Overcome the challenges. Repeat. ad infinitum. Yes, the building process certainly teaches patience, both on our part and that of the wonderful guests, waiting for the opening of nightfall’s Gold Coast Hinterland luxury camping experience. It’s great to hear you’re excited because we are too!
We’ve faced a number of challenges in the past few weeks, the first being just how to get two 2500L galvanised water header-tanks to their position on the hill, high above the camp’s luxury tent accommodation. With the steep and slippery access track finally dry enough, plan 1 was to carry each tank up with the help of nightfall’s excavator. Fail. Plan 2: make a cradle for the tank and then do what we do best at nightfall – use people power to get the job done.
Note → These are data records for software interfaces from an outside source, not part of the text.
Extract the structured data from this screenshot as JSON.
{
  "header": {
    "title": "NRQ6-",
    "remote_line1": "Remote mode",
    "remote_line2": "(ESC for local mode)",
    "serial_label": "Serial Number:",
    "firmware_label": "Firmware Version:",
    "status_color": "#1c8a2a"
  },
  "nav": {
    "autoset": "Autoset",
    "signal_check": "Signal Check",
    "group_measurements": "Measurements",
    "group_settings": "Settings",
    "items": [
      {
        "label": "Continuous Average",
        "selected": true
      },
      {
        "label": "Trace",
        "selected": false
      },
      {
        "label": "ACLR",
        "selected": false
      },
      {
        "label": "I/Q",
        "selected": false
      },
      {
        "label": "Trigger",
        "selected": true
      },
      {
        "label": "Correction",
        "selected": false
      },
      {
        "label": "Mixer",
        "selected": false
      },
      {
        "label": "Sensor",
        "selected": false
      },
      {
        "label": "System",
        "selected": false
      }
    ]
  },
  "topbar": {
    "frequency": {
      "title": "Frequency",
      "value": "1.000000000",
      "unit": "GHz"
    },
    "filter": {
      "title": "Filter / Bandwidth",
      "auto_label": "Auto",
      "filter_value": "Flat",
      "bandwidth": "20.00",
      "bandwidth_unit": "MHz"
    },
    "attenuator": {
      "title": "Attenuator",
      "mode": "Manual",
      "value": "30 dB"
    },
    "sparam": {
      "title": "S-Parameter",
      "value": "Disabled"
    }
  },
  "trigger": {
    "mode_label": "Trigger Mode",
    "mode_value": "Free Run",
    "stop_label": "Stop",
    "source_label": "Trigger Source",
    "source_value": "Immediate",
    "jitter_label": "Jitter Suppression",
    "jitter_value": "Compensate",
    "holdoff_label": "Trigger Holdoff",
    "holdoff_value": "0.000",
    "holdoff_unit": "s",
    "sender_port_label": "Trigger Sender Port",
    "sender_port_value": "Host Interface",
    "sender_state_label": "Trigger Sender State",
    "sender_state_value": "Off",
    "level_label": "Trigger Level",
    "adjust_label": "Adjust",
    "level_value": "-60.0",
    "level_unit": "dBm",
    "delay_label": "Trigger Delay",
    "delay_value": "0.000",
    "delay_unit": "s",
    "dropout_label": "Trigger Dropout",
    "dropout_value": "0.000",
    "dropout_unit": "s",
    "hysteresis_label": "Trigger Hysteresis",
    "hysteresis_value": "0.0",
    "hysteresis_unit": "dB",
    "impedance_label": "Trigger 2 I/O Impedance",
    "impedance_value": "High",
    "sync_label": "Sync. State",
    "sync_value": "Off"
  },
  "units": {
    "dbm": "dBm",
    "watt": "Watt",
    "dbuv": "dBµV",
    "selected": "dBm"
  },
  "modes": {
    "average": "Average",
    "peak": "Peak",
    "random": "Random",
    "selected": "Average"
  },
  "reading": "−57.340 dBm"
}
After a little welding and a couple of phone calls we were ready. Our wonderful neighbours arrived and with four people on the front and five on the back the adrenaline kicked in. Determination combined with brute force to place the tanks on their high platform.
nightfall camp will be self-sufficient when it comes to water. Rainfall from our creekside shed roof will be collected in a 5000G galvanised tank, then pumped-up to the header storage tanks on the hill and gravity-fed to each tent. UV-treatment will ensure the water is safe for drinking.
The other major challenge this week was rain, complete with an impressive show of thunder and lightening over our Gold Coast Hinterland region. The 41-mm which fell returned our final tent site to mud, so it’s back to doing odd jobs while we wait for the ground to dry once again. If all goes to plan we should be able to drill the post holes next week and the camp’s plumbing trenches will go in the following week. With the final piece of critical infrastructure in place we’ll at last feel confident enough to name an opening date. Fingers crossed we don’t get more than a few showers before then.
If you’ve read our blog before you’ll know international Wwoofer volunteers play a big part in the building of nightfall. We’ve got a great crew on board at the moment. Etienne Mclaughlin has become Steve’s right-hand-man, helping weld tent frames, cut fire wood, clear the creek-crossing causeway, build rock-walls and more. Half French, half Scottish, with an Irish surname and born in Barcelona, Spain, Etienne is proficient in four languages. His English is spoken with a fascinating blended accent which keeps most new visitors to nightfall guessing about his heritage.
The UK’s Kirsty Phillips has also been at nightfall a few weeks now. Her marketing background and creative thinking has been refreshing, as we dream-up an opening special and revamp the website to reflect nightfall camp’s evolving identity. She’s a whiz at weeding bindi-thorns from the grass, so we can all walk barefoot; a dab-hand helping to sew canvas walls for nightfall’s luxury tents, and to top it off she shares our passion for the natural treasures which surround us. A while ago we used pebbles from nightfall’s creek to craft a prototype doormat for the entry to each tent. Kirsty’s been hard at work collecting suitable stones for the real thing. While fossicking on nightfall’s Christmas Creek ‘beach’, she also created a stunning collection of small coloured stones, shown in the photo at the top of this blog post.